Interface dataset entries:
+--
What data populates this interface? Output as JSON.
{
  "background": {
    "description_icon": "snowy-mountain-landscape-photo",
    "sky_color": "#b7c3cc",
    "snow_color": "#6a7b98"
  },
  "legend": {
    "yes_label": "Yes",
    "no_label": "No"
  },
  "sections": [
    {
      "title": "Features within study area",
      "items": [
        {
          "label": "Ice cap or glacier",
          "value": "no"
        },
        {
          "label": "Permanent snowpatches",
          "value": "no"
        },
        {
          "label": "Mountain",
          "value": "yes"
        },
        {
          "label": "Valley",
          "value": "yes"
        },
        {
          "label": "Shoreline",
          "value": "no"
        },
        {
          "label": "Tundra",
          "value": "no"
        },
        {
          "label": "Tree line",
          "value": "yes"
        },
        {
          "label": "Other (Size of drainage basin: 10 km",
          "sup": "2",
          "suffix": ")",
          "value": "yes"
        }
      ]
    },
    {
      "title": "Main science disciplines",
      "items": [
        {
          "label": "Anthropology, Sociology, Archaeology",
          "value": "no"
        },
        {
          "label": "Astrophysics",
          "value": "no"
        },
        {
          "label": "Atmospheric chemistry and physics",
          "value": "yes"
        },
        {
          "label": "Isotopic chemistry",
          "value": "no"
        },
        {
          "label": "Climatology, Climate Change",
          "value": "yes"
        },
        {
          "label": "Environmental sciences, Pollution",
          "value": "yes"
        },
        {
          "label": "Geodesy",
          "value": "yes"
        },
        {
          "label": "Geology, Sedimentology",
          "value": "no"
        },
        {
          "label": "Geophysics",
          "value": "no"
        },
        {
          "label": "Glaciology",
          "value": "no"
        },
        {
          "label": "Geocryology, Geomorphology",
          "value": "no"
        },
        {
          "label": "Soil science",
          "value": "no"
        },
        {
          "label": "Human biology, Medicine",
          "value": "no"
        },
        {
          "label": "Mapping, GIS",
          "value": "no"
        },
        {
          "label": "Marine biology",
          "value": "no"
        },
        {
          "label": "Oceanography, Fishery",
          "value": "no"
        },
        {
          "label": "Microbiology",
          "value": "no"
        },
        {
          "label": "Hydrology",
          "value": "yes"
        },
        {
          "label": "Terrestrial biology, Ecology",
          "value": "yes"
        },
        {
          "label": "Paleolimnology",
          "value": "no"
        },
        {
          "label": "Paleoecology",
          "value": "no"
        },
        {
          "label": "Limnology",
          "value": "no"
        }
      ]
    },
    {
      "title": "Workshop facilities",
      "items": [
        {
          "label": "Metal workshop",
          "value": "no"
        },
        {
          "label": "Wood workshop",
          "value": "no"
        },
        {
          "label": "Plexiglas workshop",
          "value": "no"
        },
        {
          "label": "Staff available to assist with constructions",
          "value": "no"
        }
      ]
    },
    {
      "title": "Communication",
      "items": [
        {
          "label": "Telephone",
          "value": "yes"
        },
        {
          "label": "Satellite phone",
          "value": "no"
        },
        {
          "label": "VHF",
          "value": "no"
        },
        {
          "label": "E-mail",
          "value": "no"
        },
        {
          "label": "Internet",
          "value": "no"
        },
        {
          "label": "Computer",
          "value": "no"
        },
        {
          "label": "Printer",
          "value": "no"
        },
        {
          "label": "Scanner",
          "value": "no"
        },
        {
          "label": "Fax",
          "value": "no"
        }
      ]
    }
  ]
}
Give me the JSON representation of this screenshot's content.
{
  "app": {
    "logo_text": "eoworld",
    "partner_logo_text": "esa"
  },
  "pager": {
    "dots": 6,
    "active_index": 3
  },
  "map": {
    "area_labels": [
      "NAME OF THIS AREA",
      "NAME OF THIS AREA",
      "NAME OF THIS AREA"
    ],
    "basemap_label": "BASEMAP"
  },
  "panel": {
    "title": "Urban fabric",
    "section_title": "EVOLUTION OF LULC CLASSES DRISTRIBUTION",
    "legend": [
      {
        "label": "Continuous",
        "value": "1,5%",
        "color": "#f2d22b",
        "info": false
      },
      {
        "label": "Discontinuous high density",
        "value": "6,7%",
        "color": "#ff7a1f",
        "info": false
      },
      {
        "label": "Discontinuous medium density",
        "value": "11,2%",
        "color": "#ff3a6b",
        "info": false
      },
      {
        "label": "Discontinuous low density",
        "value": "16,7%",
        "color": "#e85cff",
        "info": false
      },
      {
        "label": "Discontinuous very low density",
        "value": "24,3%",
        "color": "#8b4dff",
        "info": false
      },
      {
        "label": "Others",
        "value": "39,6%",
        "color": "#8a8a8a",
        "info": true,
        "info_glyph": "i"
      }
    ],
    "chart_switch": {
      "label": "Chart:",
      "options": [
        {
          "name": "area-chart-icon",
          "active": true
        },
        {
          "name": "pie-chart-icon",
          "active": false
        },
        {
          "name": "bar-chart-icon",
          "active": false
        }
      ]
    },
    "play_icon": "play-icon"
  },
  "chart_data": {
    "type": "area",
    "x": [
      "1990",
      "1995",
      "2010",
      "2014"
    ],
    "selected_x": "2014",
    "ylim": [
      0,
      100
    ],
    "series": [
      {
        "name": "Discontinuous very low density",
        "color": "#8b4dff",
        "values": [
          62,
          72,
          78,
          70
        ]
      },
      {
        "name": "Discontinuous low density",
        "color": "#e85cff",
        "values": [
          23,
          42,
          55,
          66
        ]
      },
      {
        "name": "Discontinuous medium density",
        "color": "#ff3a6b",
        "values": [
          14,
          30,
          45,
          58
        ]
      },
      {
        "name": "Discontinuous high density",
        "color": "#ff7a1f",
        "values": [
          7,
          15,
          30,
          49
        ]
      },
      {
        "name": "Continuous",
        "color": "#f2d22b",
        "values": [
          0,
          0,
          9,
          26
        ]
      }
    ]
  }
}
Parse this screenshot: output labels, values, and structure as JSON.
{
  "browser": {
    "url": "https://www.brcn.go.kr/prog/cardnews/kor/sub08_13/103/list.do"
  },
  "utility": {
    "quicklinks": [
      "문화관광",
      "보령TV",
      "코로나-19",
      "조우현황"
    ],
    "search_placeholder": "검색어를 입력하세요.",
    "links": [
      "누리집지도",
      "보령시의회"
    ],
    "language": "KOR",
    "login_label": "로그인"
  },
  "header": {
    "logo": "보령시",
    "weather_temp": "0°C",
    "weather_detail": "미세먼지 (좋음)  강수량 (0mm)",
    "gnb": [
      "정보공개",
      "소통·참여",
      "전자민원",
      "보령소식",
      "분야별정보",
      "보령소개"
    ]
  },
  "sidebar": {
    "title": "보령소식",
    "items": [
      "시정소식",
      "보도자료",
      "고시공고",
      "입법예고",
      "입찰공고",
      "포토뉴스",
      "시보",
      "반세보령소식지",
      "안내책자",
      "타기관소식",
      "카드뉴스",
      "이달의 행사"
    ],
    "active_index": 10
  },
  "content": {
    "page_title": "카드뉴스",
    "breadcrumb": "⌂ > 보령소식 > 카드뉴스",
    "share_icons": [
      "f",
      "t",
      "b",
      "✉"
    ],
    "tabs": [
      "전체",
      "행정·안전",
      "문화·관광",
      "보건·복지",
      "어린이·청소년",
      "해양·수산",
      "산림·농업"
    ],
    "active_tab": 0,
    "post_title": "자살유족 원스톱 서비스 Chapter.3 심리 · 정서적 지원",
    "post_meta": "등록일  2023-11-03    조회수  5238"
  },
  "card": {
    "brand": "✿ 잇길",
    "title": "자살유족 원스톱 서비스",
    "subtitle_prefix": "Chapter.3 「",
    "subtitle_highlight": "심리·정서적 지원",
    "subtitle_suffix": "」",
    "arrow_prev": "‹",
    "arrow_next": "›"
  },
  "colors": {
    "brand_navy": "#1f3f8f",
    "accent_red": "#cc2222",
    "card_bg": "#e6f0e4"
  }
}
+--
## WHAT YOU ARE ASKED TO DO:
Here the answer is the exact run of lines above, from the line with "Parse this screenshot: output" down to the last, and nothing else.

## SOLUTION FOR THIS PROBLEM:
Parse this screenshot: output labels, values, and structure as JSON.
{
  "browser": {
    "url": "https://www.brcn.go.kr/prog/cardnews/kor/sub08_13/103/list.do"
  },
  "utility": {
    "quicklinks": [
      "문화관광",
      "보령TV",
      "코로나-19",
      "조우현황"
    ],
    "search_placeholder": "검색어를 입력하세요.",
    "links": [
      "누리집지도",
      "보령시의회"
    ],
    "language": "KOR",
    "login_label": "로그인"
  },
  "header": {
    "logo": "보령시",
    "weather_temp": "0°C",
    "weather_detail": "미세먼지 (좋음)  강수량 (0mm)",
    "gnb": [
      "정보공개",
      "소통·참여",
      "전자민원",
      "보령소식",
      "분야별정보",
      "보령소개"
    ]
  },
  "sidebar": {
    "title": "보령소식",
    "items": [
      "시정소식",
      "보도자료",
      "고시공고",
      "입법예고",
      "입찰공고",
      "포토뉴스",
      "시보",
      "반세보령소식지",
      "안내책자",
      "타기관소식",
      "카드뉴스",
      "이달의 행사"
    ],
    "active_index": 10
  },
  "content": {
    "page_title": "카드뉴스",
    "breadcrumb": "⌂ > 보령소식 > 카드뉴스",
    "share_icons": [
      "f",
      "t",
      "b",
      "✉"
    ],
    "tabs": [
      "전체",
      "행정·안전",
      "문화·관광",
      "보건·복지",
      "어린이·청소년",
      "해양·수산",
      "산림·농업"
    ],
    "active_tab": 0,
    "post_title": "자살유족 원스톱 서비스 Chapter.3 심리 · 정서적 지원",
    "post_meta": "등록일  2023-11-03    조회수  5238"
  },
  "card": {
    "brand": "✿ 잇길",
    "title": "자살유족 원스톱 서비스",
    "subtitle_prefix": "Chapter.3 「",
    "subtitle_highlight": "심리·정서적 지원",
    "subtitle_suffix": "」",
    "arrow_prev": "‹",
    "arrow_next": "›"
  },
  "colors": {
    "brand_navy": "#1f3f8f",
    "accent_red": "#cc2222",
    "card_bg": "#e6f0e4"
  }
}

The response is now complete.